In structural isomers, the atoms and functional groups are joined together in different ways, as shown in the example of propyl alcohol. It occurs as three isomers:propan-1-ol or n-propyl alcoholpropan-2-ol or isopropyl alcoholmethoxyethane or methyl-ethyl-etherposition isomerismIsomers of propyl alcohol(position isomerism)Position isomerismIn position isomerism, the basic carbon skeleton remains constant, but important groups are moved around on that skeleton. Example: Two structural isomers with the molecular formula C3H7Br are there, bromine atom is on the end of the chain in one of them, whereas in the other it's attached in the middle.

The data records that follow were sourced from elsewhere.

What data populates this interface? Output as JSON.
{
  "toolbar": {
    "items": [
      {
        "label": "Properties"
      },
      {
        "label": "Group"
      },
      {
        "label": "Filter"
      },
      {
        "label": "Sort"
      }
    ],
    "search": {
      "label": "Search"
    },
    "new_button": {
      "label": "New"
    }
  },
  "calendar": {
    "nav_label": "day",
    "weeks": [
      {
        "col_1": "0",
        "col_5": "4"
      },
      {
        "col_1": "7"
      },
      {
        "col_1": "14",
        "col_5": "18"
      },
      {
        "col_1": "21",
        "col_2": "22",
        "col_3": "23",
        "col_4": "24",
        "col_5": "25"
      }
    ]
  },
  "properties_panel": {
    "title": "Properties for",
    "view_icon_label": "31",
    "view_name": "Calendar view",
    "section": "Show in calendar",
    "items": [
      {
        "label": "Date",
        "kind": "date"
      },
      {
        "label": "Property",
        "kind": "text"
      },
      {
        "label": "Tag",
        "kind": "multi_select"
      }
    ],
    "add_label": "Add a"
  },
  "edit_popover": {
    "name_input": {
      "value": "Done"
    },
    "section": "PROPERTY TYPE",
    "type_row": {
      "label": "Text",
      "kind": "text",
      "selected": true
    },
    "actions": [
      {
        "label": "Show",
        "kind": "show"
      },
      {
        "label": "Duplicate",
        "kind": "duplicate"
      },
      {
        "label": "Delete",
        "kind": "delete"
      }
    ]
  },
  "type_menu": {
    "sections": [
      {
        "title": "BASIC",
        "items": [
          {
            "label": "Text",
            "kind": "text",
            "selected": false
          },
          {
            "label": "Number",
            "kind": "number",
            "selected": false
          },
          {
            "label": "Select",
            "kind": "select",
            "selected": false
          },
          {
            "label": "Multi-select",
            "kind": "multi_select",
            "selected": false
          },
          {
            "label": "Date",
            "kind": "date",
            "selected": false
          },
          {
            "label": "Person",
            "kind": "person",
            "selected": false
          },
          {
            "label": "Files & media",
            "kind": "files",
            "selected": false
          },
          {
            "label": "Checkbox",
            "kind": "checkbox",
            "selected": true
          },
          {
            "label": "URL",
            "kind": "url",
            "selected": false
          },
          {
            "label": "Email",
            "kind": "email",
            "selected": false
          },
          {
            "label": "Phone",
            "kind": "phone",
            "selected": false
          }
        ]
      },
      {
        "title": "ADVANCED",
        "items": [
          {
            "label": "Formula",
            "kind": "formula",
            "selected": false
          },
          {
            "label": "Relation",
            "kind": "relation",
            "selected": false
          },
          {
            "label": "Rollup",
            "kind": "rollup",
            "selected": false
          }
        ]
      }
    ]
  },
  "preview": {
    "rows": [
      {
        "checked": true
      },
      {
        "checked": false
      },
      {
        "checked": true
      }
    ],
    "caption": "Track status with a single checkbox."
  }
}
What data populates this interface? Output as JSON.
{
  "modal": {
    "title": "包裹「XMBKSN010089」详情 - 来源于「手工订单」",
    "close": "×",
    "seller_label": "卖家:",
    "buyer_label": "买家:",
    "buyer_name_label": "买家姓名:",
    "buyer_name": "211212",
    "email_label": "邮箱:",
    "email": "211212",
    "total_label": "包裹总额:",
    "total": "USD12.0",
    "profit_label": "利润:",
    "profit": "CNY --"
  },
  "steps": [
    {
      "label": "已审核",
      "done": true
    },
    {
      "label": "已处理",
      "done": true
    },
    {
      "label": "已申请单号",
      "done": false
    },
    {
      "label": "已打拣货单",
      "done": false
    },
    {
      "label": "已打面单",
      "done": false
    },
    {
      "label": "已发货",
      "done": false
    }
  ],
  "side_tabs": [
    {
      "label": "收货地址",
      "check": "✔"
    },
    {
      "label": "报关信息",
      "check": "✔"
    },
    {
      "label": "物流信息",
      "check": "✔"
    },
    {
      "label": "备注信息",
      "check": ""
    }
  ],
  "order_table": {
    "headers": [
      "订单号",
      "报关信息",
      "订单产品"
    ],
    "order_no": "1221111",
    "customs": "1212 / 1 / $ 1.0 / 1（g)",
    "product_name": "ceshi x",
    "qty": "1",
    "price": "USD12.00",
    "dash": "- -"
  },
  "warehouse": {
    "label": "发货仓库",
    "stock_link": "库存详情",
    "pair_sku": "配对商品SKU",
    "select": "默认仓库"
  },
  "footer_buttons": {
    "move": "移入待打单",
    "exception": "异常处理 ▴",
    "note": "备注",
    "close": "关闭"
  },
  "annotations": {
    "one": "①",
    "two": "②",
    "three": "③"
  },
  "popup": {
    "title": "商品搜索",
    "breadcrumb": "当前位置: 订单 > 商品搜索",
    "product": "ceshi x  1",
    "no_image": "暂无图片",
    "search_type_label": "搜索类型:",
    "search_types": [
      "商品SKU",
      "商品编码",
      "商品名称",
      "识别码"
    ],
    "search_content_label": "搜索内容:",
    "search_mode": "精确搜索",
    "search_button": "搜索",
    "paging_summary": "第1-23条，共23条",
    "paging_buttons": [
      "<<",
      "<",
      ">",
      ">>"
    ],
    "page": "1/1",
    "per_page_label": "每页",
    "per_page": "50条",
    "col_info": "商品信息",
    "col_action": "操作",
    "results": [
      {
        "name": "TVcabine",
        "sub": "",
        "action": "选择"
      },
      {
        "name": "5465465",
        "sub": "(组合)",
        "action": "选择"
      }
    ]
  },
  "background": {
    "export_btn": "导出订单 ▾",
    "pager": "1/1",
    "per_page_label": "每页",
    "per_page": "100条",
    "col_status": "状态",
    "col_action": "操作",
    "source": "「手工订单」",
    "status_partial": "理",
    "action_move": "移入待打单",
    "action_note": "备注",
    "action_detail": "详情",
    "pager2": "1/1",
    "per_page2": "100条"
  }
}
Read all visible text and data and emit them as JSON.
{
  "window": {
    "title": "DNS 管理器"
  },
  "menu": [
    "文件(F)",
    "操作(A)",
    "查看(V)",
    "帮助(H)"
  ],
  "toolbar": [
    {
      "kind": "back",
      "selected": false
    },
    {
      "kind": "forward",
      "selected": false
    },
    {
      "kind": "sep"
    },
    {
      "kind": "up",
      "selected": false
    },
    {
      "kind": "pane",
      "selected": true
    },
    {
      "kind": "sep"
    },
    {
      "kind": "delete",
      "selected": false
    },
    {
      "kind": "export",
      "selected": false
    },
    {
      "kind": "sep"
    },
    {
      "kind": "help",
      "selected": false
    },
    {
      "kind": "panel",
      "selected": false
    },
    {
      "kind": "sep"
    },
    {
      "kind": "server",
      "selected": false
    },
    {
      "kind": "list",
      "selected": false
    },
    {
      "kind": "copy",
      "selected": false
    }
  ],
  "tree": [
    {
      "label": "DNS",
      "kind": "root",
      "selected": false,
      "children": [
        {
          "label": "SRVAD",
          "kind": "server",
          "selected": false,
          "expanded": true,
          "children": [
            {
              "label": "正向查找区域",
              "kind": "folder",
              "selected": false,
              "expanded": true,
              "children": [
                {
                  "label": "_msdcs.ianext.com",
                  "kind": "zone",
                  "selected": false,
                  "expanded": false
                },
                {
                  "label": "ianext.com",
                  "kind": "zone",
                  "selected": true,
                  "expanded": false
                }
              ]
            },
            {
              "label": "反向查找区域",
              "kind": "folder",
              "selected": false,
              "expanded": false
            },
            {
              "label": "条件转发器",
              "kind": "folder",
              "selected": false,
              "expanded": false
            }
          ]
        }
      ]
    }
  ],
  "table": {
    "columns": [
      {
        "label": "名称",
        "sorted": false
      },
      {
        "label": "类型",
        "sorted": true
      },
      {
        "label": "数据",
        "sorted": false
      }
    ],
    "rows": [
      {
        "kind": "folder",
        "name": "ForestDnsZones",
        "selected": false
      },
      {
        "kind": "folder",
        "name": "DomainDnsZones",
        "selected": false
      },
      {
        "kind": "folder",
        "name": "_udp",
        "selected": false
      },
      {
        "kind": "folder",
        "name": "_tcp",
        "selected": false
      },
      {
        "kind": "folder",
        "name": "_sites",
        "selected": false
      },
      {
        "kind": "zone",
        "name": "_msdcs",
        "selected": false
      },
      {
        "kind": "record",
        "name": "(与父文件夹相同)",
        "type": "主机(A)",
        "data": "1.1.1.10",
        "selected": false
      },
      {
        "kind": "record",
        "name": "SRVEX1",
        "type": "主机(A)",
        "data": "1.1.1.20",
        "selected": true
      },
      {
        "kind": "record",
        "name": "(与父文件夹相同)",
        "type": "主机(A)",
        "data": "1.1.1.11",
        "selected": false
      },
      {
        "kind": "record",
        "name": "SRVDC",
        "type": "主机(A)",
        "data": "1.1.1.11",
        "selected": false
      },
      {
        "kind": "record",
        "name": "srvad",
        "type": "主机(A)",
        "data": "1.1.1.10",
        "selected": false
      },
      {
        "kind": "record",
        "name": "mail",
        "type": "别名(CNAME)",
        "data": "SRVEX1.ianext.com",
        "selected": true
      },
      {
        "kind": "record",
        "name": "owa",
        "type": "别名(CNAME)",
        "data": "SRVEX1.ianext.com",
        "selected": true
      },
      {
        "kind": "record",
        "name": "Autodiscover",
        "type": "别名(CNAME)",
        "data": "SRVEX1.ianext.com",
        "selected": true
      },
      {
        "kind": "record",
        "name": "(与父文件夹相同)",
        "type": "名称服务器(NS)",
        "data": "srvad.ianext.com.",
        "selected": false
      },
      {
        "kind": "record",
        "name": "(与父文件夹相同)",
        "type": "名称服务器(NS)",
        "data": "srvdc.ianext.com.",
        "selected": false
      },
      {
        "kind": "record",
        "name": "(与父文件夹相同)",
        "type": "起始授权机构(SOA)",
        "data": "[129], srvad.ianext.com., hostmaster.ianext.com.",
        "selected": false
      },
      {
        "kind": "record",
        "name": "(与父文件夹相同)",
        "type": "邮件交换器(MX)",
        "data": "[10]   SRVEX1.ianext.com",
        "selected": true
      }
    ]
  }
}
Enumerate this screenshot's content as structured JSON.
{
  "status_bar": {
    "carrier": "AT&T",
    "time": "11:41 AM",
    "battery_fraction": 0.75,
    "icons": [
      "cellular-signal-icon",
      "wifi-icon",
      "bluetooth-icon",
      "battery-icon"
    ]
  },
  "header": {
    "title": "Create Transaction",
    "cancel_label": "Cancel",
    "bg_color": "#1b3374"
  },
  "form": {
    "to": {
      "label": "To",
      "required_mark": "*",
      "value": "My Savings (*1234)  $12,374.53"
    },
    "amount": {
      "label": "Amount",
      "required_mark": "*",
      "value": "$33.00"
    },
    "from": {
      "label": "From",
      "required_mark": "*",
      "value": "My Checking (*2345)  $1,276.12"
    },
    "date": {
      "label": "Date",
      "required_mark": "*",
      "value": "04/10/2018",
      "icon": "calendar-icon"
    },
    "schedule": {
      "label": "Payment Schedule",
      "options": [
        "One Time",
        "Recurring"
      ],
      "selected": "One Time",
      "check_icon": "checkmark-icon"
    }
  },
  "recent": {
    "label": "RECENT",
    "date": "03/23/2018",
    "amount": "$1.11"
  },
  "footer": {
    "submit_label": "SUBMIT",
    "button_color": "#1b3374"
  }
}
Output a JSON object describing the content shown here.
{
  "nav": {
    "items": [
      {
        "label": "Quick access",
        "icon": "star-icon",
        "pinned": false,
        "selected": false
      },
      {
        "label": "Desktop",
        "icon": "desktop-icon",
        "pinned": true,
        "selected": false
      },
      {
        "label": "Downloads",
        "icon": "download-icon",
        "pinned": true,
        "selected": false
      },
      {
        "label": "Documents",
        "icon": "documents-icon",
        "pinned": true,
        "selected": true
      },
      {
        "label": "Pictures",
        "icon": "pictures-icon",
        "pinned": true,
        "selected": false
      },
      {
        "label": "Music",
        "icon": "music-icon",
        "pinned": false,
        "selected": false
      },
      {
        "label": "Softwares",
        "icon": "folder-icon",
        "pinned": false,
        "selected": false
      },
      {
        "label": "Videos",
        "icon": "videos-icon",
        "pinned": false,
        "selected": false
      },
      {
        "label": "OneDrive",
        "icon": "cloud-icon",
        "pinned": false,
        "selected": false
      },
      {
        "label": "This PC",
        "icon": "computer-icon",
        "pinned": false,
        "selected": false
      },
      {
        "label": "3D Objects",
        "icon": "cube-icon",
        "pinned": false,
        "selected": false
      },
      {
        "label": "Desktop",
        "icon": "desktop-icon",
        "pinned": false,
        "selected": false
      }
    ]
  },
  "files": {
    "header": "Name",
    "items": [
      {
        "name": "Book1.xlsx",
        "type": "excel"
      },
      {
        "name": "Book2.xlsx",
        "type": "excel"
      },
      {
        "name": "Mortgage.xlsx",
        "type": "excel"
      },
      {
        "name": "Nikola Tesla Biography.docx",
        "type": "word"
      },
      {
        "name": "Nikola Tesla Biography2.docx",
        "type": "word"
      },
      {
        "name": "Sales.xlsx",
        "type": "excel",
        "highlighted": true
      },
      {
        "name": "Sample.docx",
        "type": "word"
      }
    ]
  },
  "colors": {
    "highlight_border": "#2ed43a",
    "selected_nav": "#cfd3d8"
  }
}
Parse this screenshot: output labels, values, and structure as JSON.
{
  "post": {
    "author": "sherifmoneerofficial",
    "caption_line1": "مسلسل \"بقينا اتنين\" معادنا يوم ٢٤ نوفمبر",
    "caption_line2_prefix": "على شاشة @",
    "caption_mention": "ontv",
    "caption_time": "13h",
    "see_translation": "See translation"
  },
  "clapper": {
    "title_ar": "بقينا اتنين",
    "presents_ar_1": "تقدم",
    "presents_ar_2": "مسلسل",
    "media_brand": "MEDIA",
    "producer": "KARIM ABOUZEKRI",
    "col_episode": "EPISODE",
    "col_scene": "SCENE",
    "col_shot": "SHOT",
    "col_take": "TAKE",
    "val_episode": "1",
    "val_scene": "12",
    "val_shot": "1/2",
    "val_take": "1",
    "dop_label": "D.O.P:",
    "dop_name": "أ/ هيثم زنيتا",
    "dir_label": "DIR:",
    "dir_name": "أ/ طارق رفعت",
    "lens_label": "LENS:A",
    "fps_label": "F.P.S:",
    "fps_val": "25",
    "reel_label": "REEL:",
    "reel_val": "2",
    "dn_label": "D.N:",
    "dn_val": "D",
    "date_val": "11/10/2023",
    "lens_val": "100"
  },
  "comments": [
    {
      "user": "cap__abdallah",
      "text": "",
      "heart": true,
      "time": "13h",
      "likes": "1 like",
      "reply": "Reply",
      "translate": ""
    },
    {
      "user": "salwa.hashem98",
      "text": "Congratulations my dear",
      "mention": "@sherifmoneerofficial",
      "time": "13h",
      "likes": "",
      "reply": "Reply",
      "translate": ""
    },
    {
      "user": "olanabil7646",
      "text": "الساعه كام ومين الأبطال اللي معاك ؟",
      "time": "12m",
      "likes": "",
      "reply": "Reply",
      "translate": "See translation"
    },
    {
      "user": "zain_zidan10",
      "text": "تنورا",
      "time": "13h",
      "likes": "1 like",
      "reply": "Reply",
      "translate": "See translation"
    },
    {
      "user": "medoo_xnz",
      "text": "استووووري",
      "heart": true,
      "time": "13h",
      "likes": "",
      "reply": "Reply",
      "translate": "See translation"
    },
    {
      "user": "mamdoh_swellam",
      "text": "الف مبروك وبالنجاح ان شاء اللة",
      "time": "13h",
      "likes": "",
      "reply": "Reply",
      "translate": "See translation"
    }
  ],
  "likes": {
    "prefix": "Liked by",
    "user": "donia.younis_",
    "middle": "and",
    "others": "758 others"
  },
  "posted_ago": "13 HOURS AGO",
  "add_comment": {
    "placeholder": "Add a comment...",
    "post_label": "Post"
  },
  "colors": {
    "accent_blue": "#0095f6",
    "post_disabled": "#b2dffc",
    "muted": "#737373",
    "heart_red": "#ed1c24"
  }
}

position isomerismIf a model is prepared, it is not possible to twist one molecule to turn it into the other one. It would be necessary to break the bromine off the end and re-attach it in the middle. At the same time, hydrogen has to be shifted from the middle to the end.Another example occurs in alcohols such as C4H9OHposition isomerismTwo other isomers of butanol are as follows:position isomerismBenzene rings also show position isomerism. In the molecular formula C7 H7 Cl, there are four different isomers depending on the position of the chlorine atom.
In first isomer case chlorine is attached to the side-group carbon atom, and then there are three different possible positions it could have around the ring - next to the CH3 group, next-but-one to the CH3 group, or opposite the CH3 group.position isomerismBecause substituent’s can be positioned on different parts of the benzene ring, many aromatic isomers exist. There exists only one isomer of phenol or hydroxybenzene, but cresol or methylphenol exists as three isomers in which the additional methyl group can be placed on three different positions on the ring. Xylenol consists of only one hydroxyl group and two methyl groups and a total of 6 isomers exist.